Funding is another matter. Adaptation to climate change promises to be incredibly expensive, yet most scholars studying adaptation in other fields argue that it nevertheless must be done. They provide evidence that the cost of not adapting is almost always far higher. Remaining poorly prepared for drought, fire, flood, coastal erosion, infrastructure damage, invasions of non-native species, insect-borne diseases, and other harm to people and property is poor fiscal management that puts communities at risk. Political scientists are uniquely positioned to study these cost comparisons through a political lens and understand how and when the negative externalities of climate change factor into budgetary decisions.
There are normative implications to getting involved in adaptation research. Just like scholars in other fields make no secret that peace, democracy, education, and other outcomes are desirable, so too is it clear that most scholars engaged in adaptation research prefer a world better prepared for the devastating impacts of climate change (not to mention a world that is not suffering from these impacts in the first place). They recognize that adaptation is necessary and that doing nothing to prepare for the impacts of climate change is both costly and reckless.

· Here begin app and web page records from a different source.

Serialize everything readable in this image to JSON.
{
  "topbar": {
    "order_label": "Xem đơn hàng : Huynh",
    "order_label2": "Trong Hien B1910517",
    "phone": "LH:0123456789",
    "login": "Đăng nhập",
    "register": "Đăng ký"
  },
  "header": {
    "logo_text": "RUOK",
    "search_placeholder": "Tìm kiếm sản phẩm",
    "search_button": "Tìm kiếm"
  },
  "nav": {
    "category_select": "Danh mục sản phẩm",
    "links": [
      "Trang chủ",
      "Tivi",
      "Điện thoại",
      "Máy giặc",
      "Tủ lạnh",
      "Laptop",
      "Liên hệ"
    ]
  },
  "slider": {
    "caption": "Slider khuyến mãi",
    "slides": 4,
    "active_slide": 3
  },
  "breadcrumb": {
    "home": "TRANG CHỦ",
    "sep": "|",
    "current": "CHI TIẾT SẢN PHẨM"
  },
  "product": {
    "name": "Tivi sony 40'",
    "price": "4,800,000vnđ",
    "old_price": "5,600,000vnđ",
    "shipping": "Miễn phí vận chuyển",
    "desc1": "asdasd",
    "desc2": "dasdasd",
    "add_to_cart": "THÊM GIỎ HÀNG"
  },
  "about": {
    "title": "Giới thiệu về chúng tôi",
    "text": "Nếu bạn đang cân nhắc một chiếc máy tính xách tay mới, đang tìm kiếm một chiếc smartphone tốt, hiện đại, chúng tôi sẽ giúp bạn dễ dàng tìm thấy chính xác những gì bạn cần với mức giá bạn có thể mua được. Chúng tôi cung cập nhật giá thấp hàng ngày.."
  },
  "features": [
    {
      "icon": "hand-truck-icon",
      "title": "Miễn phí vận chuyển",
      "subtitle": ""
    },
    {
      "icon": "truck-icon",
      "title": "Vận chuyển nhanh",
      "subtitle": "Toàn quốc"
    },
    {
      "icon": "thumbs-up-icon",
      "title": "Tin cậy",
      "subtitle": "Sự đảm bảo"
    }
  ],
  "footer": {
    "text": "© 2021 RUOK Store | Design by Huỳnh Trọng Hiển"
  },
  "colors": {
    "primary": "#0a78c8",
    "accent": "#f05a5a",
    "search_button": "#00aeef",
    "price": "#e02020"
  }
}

They agree that governments should be identifying vulnerabilities throughout their countries, coordinating national plans of action, formulating and enacting new policies, and encouraging innovation and research.
Most of these scholars are not political scientists, and they advocate for such action based on what their research shows is technically possible or potentially effective: how to defend against sea level rise in a particular locale, for example. We need political scientists to step up and join their colleagues in other fields and show what is politically possible.
Debra Javeline is Associate Professor of Political Science, University of Notre Dame. She is affiliated with Notre Dame’s Environmental Change Initiative and is a member of the Scholars Strategy Network , email: email@example.com. This blog is based on her forthcoming article in Perspectives on Politics.
Image: Twm (CC BY-NC-ND)